Try it:
Copy the listing below exactly. Pictures stay out of it.

*** Excerpted records Section Begins ***

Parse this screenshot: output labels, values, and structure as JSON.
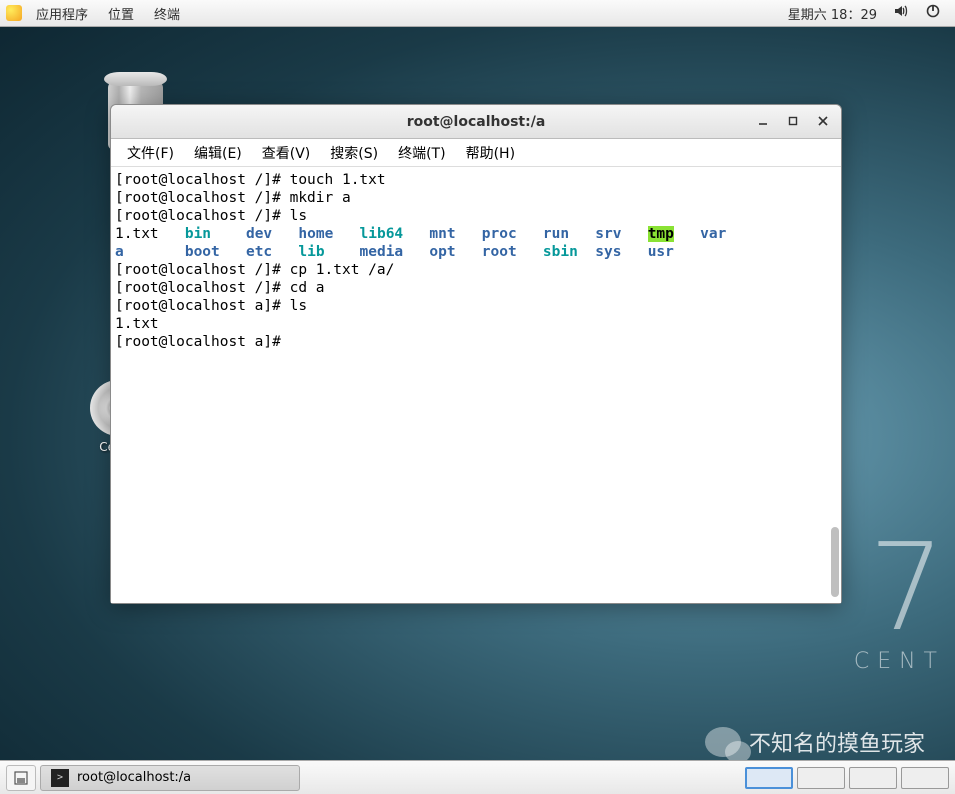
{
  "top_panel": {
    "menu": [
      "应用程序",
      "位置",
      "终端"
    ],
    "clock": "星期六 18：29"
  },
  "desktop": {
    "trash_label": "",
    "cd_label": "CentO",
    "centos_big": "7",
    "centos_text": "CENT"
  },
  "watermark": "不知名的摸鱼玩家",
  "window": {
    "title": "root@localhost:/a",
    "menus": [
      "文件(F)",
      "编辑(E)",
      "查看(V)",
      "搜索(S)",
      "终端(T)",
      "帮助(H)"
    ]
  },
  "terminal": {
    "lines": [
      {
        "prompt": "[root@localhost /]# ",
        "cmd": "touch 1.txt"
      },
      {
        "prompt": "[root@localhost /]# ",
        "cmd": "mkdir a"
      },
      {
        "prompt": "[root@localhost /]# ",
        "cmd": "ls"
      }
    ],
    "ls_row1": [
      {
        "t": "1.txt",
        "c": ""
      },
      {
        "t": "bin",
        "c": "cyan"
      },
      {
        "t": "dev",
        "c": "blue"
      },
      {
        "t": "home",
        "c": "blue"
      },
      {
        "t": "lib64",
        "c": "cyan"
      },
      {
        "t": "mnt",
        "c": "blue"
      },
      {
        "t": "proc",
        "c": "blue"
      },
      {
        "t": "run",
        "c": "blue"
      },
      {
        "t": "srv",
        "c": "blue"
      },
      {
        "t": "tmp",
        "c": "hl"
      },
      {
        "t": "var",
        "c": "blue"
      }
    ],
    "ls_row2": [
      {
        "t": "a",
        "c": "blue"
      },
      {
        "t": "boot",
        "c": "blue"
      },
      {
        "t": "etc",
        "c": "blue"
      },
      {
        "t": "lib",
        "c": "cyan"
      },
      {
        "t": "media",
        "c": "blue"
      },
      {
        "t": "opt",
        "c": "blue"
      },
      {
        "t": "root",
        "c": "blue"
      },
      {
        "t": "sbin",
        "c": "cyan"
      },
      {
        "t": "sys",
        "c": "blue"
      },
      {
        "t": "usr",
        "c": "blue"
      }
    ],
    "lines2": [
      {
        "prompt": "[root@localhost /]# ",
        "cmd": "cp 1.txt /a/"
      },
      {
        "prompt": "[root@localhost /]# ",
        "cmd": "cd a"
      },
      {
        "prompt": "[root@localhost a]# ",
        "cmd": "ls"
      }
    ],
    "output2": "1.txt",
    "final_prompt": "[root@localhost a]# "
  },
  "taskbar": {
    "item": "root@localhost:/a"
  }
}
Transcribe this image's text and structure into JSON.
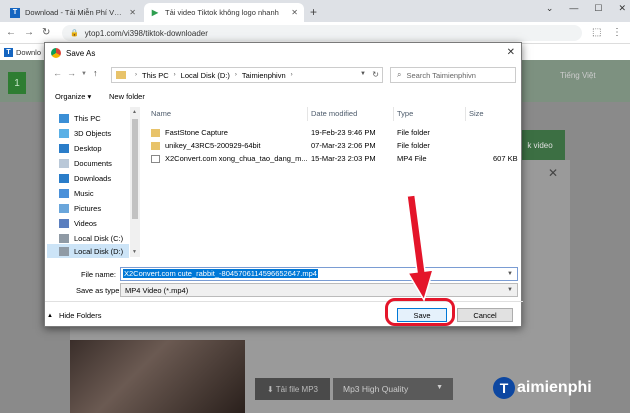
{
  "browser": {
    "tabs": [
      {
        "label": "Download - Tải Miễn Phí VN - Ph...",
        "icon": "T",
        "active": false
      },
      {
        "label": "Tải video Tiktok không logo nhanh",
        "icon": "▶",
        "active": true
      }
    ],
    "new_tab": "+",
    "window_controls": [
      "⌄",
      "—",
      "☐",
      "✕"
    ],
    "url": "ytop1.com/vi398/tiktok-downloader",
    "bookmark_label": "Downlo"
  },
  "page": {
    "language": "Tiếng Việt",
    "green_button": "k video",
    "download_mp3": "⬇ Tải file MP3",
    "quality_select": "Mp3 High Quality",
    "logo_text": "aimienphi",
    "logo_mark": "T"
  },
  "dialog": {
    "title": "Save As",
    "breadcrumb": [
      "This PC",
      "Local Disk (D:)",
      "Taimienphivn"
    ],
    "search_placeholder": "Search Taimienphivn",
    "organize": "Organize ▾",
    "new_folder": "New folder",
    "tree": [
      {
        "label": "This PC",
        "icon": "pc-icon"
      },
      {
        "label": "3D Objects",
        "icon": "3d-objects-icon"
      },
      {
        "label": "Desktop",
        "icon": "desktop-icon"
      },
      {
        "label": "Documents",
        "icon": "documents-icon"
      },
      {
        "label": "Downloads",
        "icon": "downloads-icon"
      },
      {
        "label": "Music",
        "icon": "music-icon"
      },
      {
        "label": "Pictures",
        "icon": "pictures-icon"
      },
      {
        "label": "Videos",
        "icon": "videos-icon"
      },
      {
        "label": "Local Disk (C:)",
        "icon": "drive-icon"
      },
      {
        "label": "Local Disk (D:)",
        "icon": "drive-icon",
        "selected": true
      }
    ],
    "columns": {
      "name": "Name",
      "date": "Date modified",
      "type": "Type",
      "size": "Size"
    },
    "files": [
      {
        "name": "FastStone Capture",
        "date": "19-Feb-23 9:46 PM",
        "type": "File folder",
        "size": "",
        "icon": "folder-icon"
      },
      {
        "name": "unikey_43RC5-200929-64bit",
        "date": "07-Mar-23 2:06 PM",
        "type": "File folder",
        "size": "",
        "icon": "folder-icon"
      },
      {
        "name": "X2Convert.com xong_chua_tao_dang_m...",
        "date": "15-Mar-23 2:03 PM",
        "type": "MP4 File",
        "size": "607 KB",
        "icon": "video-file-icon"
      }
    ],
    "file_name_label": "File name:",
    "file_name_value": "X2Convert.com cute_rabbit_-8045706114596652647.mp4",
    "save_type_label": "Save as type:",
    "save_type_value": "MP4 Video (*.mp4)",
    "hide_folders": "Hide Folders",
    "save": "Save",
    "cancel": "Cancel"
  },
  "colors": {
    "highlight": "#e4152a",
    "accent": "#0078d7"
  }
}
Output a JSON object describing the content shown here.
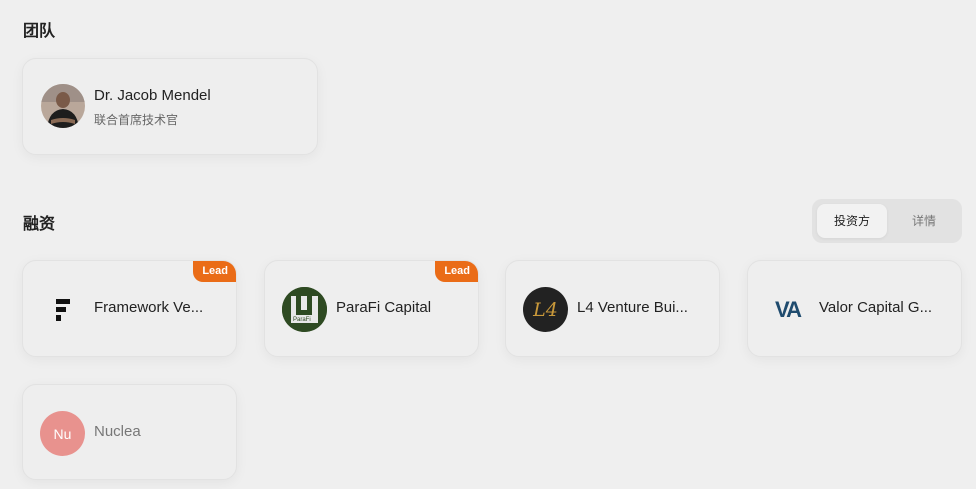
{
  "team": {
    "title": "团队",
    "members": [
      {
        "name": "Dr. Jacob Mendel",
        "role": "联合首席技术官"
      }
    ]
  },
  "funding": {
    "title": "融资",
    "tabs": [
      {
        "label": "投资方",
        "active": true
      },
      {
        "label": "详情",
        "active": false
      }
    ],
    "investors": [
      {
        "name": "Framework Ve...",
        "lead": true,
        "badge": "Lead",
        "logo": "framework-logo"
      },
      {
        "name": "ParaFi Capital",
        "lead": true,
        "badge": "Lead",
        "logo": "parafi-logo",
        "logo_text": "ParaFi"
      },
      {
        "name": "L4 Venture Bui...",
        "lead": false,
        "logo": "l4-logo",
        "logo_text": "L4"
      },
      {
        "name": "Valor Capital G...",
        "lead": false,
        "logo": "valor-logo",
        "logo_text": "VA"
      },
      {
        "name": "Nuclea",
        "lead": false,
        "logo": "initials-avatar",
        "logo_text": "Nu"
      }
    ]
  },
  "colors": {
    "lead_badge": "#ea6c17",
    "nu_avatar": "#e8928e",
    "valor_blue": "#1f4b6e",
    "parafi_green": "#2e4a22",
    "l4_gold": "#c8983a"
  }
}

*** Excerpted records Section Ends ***

Written solution:
Parse this screenshot: output labels, values, and structure as JSON.
{
  "top_panel": {
    "menu": [
      "应用程序",
      "位置",
      "终端"
    ],
    "clock": "星期六 18：29"
  },
  "desktop": {
    "trash_label": "",
    "cd_label": "CentO",
    "centos_big": "7",
    "centos_text": "CENT"
  },
  "watermark": "不知名的摸鱼玩家",
  "window": {
    "title": "root@localhost:/a",
    "menus": [
      "文件(F)",
      "编辑(E)",
      "查看(V)",
      "搜索(S)",
      "终端(T)",
      "帮助(H)"
    ]
  },
  "terminal": {
    "lines": [
      {
        "prompt": "[root@localhost /]# ",
        "cmd": "touch 1.txt"
      },
      {
        "prompt": "[root@localhost /]# ",
        "cmd": "mkdir a"
      },
      {
        "prompt": "[root@localhost /]# ",
        "cmd": "ls"
      }
    ],
    "ls_row1": [
      {
        "t": "1.txt",
        "c": ""
      },
      {
        "t": "bin",
        "c": "cyan"
      },
      {
        "t": "dev",
        "c": "blue"
      },
      {
        "t": "home",
        "c": "blue"
      },
      {
        "t": "lib64",
        "c": "cyan"
      },
      {
        "t": "mnt",
        "c": "blue"
      },
      {
        "t": "proc",
        "c": "blue"
      },
      {
        "t": "run",
        "c": "blue"
      },
      {
        "t": "srv",
        "c": "blue"
      },
      {
        "t": "tmp",
        "c": "hl"
      },
      {
        "t": "var",
        "c": "blue"
      }
    ],
    "ls_row2": [
      {
        "t": "a",
        "c": "blue"
      },
      {
        "t": "boot",
        "c": "blue"
      },
      {
        "t": "etc",
        "c": "blue"
      },
      {
        "t": "lib",
        "c": "cyan"
      },
      {
        "t": "media",
        "c": "blue"
      },
      {
        "t": "opt",
        "c": "blue"
      },
      {
        "t": "root",
        "c": "blue"
      },
      {
        "t": "sbin",
        "c": "cyan"
      },
      {
        "t": "sys",
        "c": "blue"
      },
      {
        "t": "usr",
        "c": "blue"
      }
    ],
    "lines2": [
      {
        "prompt": "[root@localhost /]# ",
        "cmd": "cp 1.txt /a/"
      },
      {
        "prompt": "[root@localhost /]# ",
        "cmd": "cd a"
      },
      {
        "prompt": "[root@localhost a]# ",
        "cmd": "ls"
      }
    ],
    "output2": "1.txt",
    "final_prompt": "[root@localhost a]# "
  },
  "taskbar": {
    "item": "root@localhost:/a"
  }
}
Transcribe this image's text and structure into JSON.
{
  "browser": {
    "tabs": [
      {
        "label": "Download - Tải Miễn Phí VN - Ph...",
        "icon": "T",
        "active": false
      },
      {
        "label": "Tải video Tiktok không logo nhanh",
        "icon": "▶",
        "active": true
      }
    ],
    "new_tab": "+",
    "window_controls": [
      "⌄",
      "—",
      "☐",
      "✕"
    ],
    "url": "ytop1.com/vi398/tiktok-downloader",
    "bookmark_label": "Downlo"
  },
  "page": {
    "language": "Tiếng Việt",
    "green_button": "k video",
    "download_mp3": "⬇ Tải file MP3",
    "quality_select": "Mp3 High Quality",
    "logo_text": "aimienphi",
    "logo_mark": "T"
  },
  "dialog": {
    "title": "Save As",
    "breadcrumb": [
      "This PC",
      "Local Disk (D:)",
      "Taimienphivn"
    ],
    "search_placeholder": "Search Taimienphivn",
    "organize": "Organize ▾",
    "new_folder": "New folder",
    "tree": [
      {
        "label": "This PC",
        "icon": "pc-icon"
      },
      {
        "label": "3D Objects",
        "icon": "3d-objects-icon"
      },
      {
        "label": "Desktop",
        "icon": "desktop-icon"
      },
      {
        "label": "Documents",
        "icon": "documents-icon"
      },
      {
        "label": "Downloads",
        "icon": "downloads-icon"
      },
      {
        "label": "Music",
        "icon": "music-icon"
      },
      {
        "label": "Pictures",
        "icon": "pictures-icon"
      },
      {
        "label": "Videos",
        "icon": "videos-icon"
      },
      {
        "label": "Local Disk (C:)",
        "icon": "drive-icon"
      },
      {
        "label": "Local Disk (D:)",
        "icon": "drive-icon",
        "selected": true
      }
    ],
    "columns": {
      "name": "Name",
      "date": "Date modified",
      "type": "Type",
      "size": "Size"
    },
    "files": [
      {
        "name": "FastStone Capture",
        "date": "19-Feb-23 9:46 PM",
        "type": "File folder",
        "size": "",
        "icon": "folder-icon"
      },
      {
        "name": "unikey_43RC5-200929-64bit",
        "date": "07-Mar-23 2:06 PM",
        "type": "File folder",
        "size": "",
        "icon": "folder-icon"
      },
      {
        "name": "X2Convert.com xong_chua_tao_dang_m...",
        "date": "15-Mar-23 2:03 PM",
        "type": "MP4 File",
        "size": "607 KB",
        "icon": "video-file-icon"
      }
    ],
    "file_name_label": "File name:",
    "file_name_value": "X2Convert.com cute_rabbit_-8045706114596652647.mp4",
    "save_type_label": "Save as type:",
    "save_type_value": "MP4 Video (*.mp4)",
    "hide_folders": "Hide Folders",
    "save": "Save",
    "cancel": "Cancel"
  },
  "colors": {
    "highlight": "#e4152a",
    "accent": "#0078d7"
  }
}
Output a JSON object describing the content shown here.
{
  "team": {
    "title": "团队",
    "members": [
      {
        "name": "Dr. Jacob Mendel",
        "role": "联合首席技术官"
      }
    ]
  },
  "funding": {
    "title": "融资",
    "tabs": [
      {
        "label": "投资方",
        "active": true
      },
      {
        "label": "详情",
        "active": false
      }
    ],
    "investors": [
      {
        "name": "Framework Ve...",
        "lead": true,
        "badge": "Lead",
        "logo": "framework-logo"
      },
      {
        "name": "ParaFi Capital",
        "lead": true,
        "badge": "Lead",
        "logo": "parafi-logo",
        "logo_text": "ParaFi"
      },
      {
        "name": "L4 Venture Bui...",
        "lead": false,
        "logo": "l4-logo",
        "logo_text": "L4"
      },
      {
        "name": "Valor Capital G...",
        "lead": false,
        "logo": "valor-logo",
        "logo_text": "VA"
      },
      {
        "name": "Nuclea",
        "lead": false,
        "logo": "initials-avatar",
        "logo_text": "Nu"
      }
    ]
  },
  "colors": {
    "lead_badge": "#ea6c17",
    "nu_avatar": "#e8928e",
    "valor_blue": "#1f4b6e",
    "parafi_green": "#2e4a22",
    "l4_gold": "#c8983a"
  }
}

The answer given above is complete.